The resume of production team Kevin McCollum, Jeffrey Seller and Jill Furman includes “Rent,” “Avenue Q” and “The Drowsy Chaperone.” That track record raises commercial expectations, not to mention the idea of a Broadway transfer for this ambitiously scaled Off Broadway venture, which has a cast of 20. But first the show must attract young auds, and even more so Latinos, if it is to stake out a niche at heretofore undertrafficked venue 37 Arts.

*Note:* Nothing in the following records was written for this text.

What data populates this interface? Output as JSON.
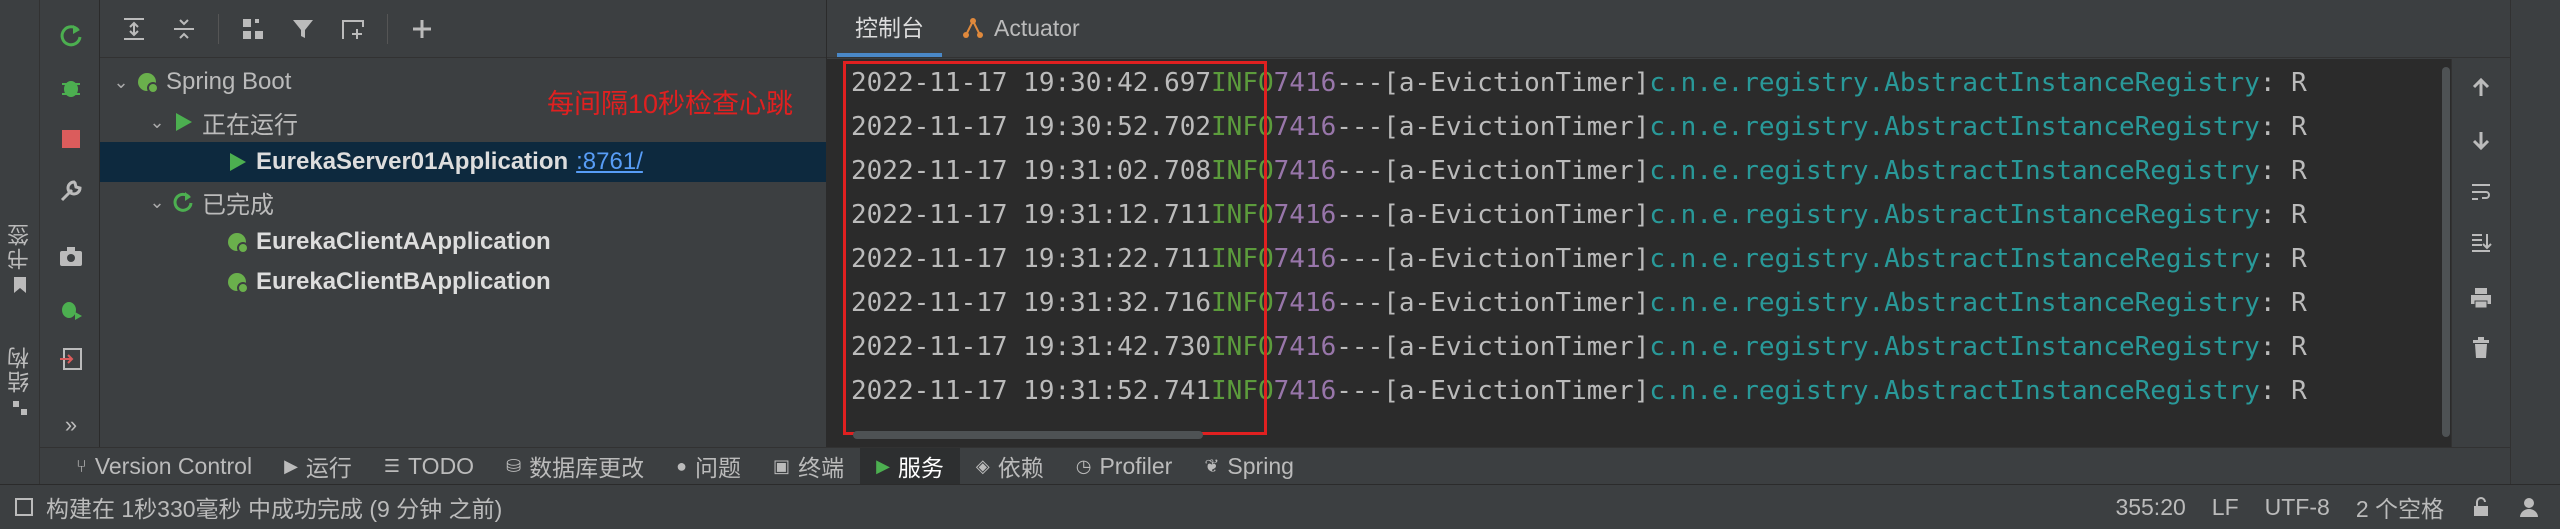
{
  "left_stripe": {
    "bookmarks_label": "书签",
    "structure_label": "结构"
  },
  "tree": {
    "annotation": "每间隔10秒检查心跳",
    "root_label": "Spring Boot",
    "running_group": "正在运行",
    "running_app": "EurekaServer01Application",
    "running_app_port": ":8761/",
    "finished_group": "已完成",
    "finished_apps": [
      "EurekaClientAApplication",
      "EurekaClientBApplication"
    ]
  },
  "console_tabs": [
    "控制台",
    "Actuator"
  ],
  "log_lines": [
    {
      "time": "2022-11-17 19:30:42.697",
      "level": "INFO",
      "pid": "7416",
      "sep": "---",
      "thread": "[a-EvictionTimer]",
      "logger": "c.n.e.registry.AbstractInstanceRegistry",
      "msg": ": R"
    },
    {
      "time": "2022-11-17 19:30:52.702",
      "level": "INFO",
      "pid": "7416",
      "sep": "---",
      "thread": "[a-EvictionTimer]",
      "logger": "c.n.e.registry.AbstractInstanceRegistry",
      "msg": ": R"
    },
    {
      "time": "2022-11-17 19:31:02.708",
      "level": "INFO",
      "pid": "7416",
      "sep": "---",
      "thread": "[a-EvictionTimer]",
      "logger": "c.n.e.registry.AbstractInstanceRegistry",
      "msg": ": R"
    },
    {
      "time": "2022-11-17 19:31:12.711",
      "level": "INFO",
      "pid": "7416",
      "sep": "---",
      "thread": "[a-EvictionTimer]",
      "logger": "c.n.e.registry.AbstractInstanceRegistry",
      "msg": ": R"
    },
    {
      "time": "2022-11-17 19:31:22.711",
      "level": "INFO",
      "pid": "7416",
      "sep": "---",
      "thread": "[a-EvictionTimer]",
      "logger": "c.n.e.registry.AbstractInstanceRegistry",
      "msg": ": R"
    },
    {
      "time": "2022-11-17 19:31:32.716",
      "level": "INFO",
      "pid": "7416",
      "sep": "---",
      "thread": "[a-EvictionTimer]",
      "logger": "c.n.e.registry.AbstractInstanceRegistry",
      "msg": ": R"
    },
    {
      "time": "2022-11-17 19:31:42.730",
      "level": "INFO",
      "pid": "7416",
      "sep": "---",
      "thread": "[a-EvictionTimer]",
      "logger": "c.n.e.registry.AbstractInstanceRegistry",
      "msg": ": R"
    },
    {
      "time": "2022-11-17 19:31:52.741",
      "level": "INFO",
      "pid": "7416",
      "sep": "---",
      "thread": "[a-EvictionTimer]",
      "logger": "c.n.e.registry.AbstractInstanceRegistry",
      "msg": ": R"
    }
  ],
  "bottom_tabs": [
    "Version Control",
    "运行",
    "TODO",
    "数据库更改",
    "问题",
    "终端",
    "服务",
    "依赖",
    "Profiler",
    "Spring"
  ],
  "bottom_tab_active": "服务",
  "status": {
    "message": "构建在 1秒330毫秒 中成功完成 (9 分钟 之前)",
    "position": "355:20",
    "line_sep": "LF",
    "encoding": "UTF-8",
    "indent": "2 个空格"
  },
  "colors": {
    "accent": "#4a88c7",
    "annotation_red": "#e02020",
    "log_info": "#5c9c3c",
    "log_pid": "#9876aa",
    "log_logger": "#299999",
    "run_green": "#4caf50"
  }
}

Despite the invigorating prevalence of hip-hop and rap in Miranda’s songs, there’s more innocence than urban cred here. The book by playwright Quiara Alegria Hudes (“Elliot, A Soldier’s Fugue”) is disarmingly sweet-natured — some might say naive — in its depiction of the struggle to make an honest living, carve an identity, find love, remain true to one’s cultural roots and retain family and community unity amid the shifting sands of gentrification.
With its wholesome characters and touching reaffirmation of the value of home, “In the Heights” recalls such Hispanic-themed films as “Raising Victor Vargas” and “Real Women Have Curves” or the family scenes in ABC’s “Ugly Betty.” There may be financial woes, but there’s little evidence of drugs, crime, violence or machismo in this idealized fairy-tale world.
Anna Louizos’ agreeably cluttered, two-tiered set conjures a neighborhood in the shadow of the George Washington Bridge, with a fire hydrant on one corner and the 181st Street subway entrance on the other. Downstairs from the jumble of apartments and fire escapes, there’s a hair salon, a car service and a bodega, run by Usnavi (Miranda), named for the U.S. Navy ship his father saw on arrival in the country.
Singing the title song that opens the show, Usnavi observes the sleepy community coming to life on a July 4th weekend morning. We meet his cousin Sonny (Robin De Jesus), a teen desperately cultivating cool home-boy attitude, and their Cuban de facto grandmother, Abuela Claudia (Olga Merediz).
Then there’s the Puerto Rican couple who run the car company (John Herrera, Priscilla Lopez); their daughter Nina (Mandy Gonzalez), back for summer break from Stanford U.; dispatch worker Benny (Christopher Jackson); and hairstylist Vanessa (Karen Olivo) and her gossiping salon cronies (Andrea Burns, Janet Dacal).
The plot developments are pedestrian but engaging enough. Usnavi tentatively romances Vanessa while he dreams of opening a bar on a beach in the Dominican Republic and she plans her exit on a downtown train. Tender feelings also grow between Nina and Benny despite the objections of her father, who wants to sell the business to keep her in college. Abuela Claudia, meanwhile, gets a $96,000 windfall on a winning Lotto ticket, which may change the future for Usnavi and Sonny.
The show is somewhat overloaded in that virtually all the characters get their own “I want” song and/or a paean to their homeland. But it’s hard to grumble when the music is so fresh and the hard-working cast so delightful. The large ensemble works smoothly together and, some harmless overacting notwithstanding, no one reaches too hungrily for the spotlight.
An appealing performer as well as a gifted songwriter, Miranda deftly blends hip-hop with salsa and merengue, pop and traditional Broadway. With their droll lyrics, syncopated phrasing and smattering of Spanish, the freestyle rap elements are the musical high point.
What’s most refreshing, however, is that for all its eclectic rhythms, “In the Heights” never shrinks away from the corny exuberance of traditional musical theater or tries too hard to be hip.
Choreographer Andy Blankenbuehler mirrors the energized score with dancing that runs from contempo urban to languid slo-mo to sexy, sinuous Latin moves. Jason Lyons’ lighting heats up the sultry summer atmosphere and creates some nice mellow nighttime moods.
Director Thomas Kail (who, along with Miranda, comes from hip-hop improv troupe Freestyle Love Supreme) keeps things motoring busily. Some of the transitions between songs feel abrupt, and some numbers are poorly set up, suggesting the musical originally ran longer and has been clipped back to minimize the fragility of the book scenes. But recognizing that the catchy numbers are the principal driving force was the right move for this spirited little show.